Asymmetric encryption is generally associated with public key infrastructure. One key, the private key, is used for encryption and the other public key is used for decryption. Examples are RSA, DH, ElGamal, DSA and ECC.

3.4 Describe the processes of digital signature creation and verification

A digital signature is created by using a public/private key pair generated by a trusted CA. The public key is used to sign the message and the person on the other end uses their private key to validate the signature. Digital signatures provide non-repudiation for messages.

3.5 Describe the operation of a Private Key Infrastructure (PKI)

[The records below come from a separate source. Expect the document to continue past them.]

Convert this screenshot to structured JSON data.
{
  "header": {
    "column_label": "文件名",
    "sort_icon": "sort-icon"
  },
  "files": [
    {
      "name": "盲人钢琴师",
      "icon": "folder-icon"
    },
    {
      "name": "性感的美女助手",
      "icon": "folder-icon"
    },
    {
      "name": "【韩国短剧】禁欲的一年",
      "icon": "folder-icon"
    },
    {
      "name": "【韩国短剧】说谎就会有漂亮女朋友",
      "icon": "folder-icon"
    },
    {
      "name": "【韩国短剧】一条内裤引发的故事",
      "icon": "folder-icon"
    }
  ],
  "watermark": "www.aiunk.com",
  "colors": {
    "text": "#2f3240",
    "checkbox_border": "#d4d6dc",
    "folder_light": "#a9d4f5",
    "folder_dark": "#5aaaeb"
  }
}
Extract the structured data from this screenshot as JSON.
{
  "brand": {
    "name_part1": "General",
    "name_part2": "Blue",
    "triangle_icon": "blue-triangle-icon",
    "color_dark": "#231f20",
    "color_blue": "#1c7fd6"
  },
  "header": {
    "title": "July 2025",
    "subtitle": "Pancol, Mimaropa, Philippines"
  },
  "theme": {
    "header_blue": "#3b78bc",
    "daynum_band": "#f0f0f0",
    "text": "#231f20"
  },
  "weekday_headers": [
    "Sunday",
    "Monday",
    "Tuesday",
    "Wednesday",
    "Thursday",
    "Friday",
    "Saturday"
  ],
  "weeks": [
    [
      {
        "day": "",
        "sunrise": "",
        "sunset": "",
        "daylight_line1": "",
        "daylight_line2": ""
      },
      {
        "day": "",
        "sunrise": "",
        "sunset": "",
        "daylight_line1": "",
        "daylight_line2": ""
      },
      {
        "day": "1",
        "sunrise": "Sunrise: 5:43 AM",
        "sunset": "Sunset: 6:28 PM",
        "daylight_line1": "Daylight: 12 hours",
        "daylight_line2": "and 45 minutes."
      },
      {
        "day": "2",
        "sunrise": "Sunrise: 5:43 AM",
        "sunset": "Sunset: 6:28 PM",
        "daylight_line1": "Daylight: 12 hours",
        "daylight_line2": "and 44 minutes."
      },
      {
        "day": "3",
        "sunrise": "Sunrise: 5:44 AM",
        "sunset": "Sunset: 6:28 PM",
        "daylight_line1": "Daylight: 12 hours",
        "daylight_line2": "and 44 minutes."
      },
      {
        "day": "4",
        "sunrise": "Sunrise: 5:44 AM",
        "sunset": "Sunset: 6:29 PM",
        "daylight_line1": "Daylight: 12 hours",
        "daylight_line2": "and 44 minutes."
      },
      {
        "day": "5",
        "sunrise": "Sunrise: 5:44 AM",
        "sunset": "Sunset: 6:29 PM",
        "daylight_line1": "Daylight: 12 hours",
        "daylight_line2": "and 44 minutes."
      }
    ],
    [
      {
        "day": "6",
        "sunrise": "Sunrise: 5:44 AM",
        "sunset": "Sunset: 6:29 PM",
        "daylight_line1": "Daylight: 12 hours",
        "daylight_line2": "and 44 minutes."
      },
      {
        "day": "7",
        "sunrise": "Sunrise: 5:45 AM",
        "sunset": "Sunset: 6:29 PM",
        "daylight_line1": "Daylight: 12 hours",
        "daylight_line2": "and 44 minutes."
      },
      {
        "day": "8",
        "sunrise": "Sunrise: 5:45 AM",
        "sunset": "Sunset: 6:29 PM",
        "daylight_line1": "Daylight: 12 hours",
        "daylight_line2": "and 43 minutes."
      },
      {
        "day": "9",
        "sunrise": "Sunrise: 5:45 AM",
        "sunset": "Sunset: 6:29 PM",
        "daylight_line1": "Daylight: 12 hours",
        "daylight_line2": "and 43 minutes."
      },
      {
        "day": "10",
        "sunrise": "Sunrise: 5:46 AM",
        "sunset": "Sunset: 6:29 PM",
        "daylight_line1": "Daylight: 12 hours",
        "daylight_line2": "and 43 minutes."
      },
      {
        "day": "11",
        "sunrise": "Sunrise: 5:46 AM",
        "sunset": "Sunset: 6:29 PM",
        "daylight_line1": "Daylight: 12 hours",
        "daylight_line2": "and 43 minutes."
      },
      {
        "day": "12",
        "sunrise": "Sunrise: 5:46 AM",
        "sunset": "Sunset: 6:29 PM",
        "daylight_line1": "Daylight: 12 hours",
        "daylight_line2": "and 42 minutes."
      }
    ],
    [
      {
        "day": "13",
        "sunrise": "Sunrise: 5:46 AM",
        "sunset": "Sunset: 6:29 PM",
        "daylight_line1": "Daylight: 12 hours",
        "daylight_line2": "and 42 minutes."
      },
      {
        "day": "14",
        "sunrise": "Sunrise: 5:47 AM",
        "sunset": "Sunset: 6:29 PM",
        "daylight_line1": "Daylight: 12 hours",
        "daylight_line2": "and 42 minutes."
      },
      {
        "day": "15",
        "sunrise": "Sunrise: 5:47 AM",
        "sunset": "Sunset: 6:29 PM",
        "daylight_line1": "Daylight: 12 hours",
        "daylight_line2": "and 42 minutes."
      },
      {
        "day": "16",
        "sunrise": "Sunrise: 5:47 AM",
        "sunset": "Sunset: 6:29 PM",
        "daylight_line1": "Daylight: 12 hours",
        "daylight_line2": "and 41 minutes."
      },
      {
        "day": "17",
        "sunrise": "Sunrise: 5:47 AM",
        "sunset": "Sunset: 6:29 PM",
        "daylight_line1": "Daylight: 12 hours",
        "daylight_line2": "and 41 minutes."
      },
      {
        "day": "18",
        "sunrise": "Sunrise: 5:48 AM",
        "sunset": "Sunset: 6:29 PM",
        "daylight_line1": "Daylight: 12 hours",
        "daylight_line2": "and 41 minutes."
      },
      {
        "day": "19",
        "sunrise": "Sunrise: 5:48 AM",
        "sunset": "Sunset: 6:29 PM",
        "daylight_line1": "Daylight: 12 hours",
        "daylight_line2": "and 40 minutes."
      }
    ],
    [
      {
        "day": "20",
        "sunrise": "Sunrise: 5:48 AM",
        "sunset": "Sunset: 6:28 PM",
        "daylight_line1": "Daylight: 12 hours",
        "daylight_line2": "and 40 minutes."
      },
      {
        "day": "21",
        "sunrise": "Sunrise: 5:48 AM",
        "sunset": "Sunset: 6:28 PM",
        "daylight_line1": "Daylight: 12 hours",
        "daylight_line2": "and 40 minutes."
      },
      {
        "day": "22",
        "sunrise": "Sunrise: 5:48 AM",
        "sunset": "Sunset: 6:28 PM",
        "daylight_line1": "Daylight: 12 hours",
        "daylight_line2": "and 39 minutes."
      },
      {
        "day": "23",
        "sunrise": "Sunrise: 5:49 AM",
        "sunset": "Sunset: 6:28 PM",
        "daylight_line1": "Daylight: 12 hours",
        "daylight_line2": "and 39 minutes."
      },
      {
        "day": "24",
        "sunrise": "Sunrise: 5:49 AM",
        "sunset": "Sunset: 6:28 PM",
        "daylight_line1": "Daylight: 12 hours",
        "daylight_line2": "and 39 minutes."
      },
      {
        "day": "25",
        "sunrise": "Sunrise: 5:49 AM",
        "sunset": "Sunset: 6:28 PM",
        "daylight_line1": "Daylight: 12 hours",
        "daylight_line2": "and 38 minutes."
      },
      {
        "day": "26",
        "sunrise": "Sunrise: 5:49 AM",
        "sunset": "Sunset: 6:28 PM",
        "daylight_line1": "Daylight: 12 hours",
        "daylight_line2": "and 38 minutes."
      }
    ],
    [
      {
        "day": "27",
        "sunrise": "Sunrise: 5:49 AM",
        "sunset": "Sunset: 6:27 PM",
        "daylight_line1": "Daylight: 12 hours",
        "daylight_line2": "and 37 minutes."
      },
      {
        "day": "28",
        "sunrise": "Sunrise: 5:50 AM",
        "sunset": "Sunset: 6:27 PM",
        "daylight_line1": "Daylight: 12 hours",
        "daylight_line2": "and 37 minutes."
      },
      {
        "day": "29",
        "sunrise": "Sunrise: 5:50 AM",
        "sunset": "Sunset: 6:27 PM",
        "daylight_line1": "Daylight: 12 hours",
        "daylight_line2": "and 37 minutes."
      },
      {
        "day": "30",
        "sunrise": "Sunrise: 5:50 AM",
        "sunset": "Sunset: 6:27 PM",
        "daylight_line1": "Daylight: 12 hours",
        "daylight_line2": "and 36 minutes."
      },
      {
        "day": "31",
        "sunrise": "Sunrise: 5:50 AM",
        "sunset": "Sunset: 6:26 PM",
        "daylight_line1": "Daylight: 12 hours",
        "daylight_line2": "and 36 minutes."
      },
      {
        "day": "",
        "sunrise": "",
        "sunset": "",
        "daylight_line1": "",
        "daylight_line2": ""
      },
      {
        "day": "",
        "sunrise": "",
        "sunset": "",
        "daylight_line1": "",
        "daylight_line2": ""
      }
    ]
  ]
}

PKI requires there be a certificate authority to sign certificates and validate them. These CAs can be public or private. They can also have a chain of CAs with a root and intermediate CAs. The public keys are presented in the form of a signed certificate that allows things like web browsers to trust and decrypt the traffic signed with the private key.

There are several public key cryptography standards (PKCS):

  • PKCS #1: RSA
  • PKCS #3: DH
  • PKCS #7: CA response to PKCS #10
  • PKCS #10: Certificate request
  • PKCS #12: Storage for public and private key with a password.

Revocation of certificates can be done by a certificate revocation list (CRL), Online Certificate Status Protocol (OCSP) or by AAA.

3.6 Describe the security impact of these commonly used hash algorithms

MD5

MD5 hashing should no longer be used for security applications. It is easily defeated.

SHA-1

SHA-1 is better than MD5, but has also been deprecated due to security issues and should not be used.

SHA-256 (SHA-2)

SHA-256 (SHA-2) is still considered secure and can be used for security applications.

SHA-3

SHA-3 has the longest key length and is considered currently to be the most secure hashing algorithm.

3.7 Describe the security impact of these commonly used encryption algorithms and secure communications protocols

DES

DES is a symmetric encryption algorithm that uses 56-bit keys. It is easily cracked and is no longer used.

3DES

3DES is a symmetric encryption algorithm that uses 168-bit keys. It is easily cracked and is no longer recommended.

AES

AES is a symmetric encryption algorithm that uses 128/256/512-bit keys. It is a block cipher.

AES256-CTR

AES256-CTR is an adaptation of AES for use with streaming data.

RSA

RSA is an asymmetric encryption algorithm that uses a key pair for encryption and decryption.

DSA

Digital Signature Algorithm is used for digital signatures using a key pair.

SSH

Secure SHell (SSH) is used to encrypt the stream of data between a client and a server. It is the secure alternative to telnet.

SSL/TLS

Secure Sockets Layer(SSL) and Transport Layer Security (TLS) are used by HTTPS, FTP/S and other similar protocols to encrypt traffic using private/public key pairs.

3.8 Describe how the success or failure of a cryptographic exchange impacts security investigation

If the key exchanges are secure and successful there is no problem; however, if the key exchange is compromised, the encryption done can also be compromised. Any security investigation that finds issues with PKI or the key exchanges must suspect any data may have been compromised as well.

3.9 Describe these items in regards to SSL/TLS

  • Cipher-suite: The cipher-suite defines what encryption algorithms are used.
  • X.509 Certificates: Format for digital certificates issued by the CA
  • Key exchange: process of exchanging the keys needed for encryption
  • Protocol Version: SSL versions are all deprecated along with TLS 1.0 and 1.1. 1.2 and soon 1.3 are secure
  • PKCS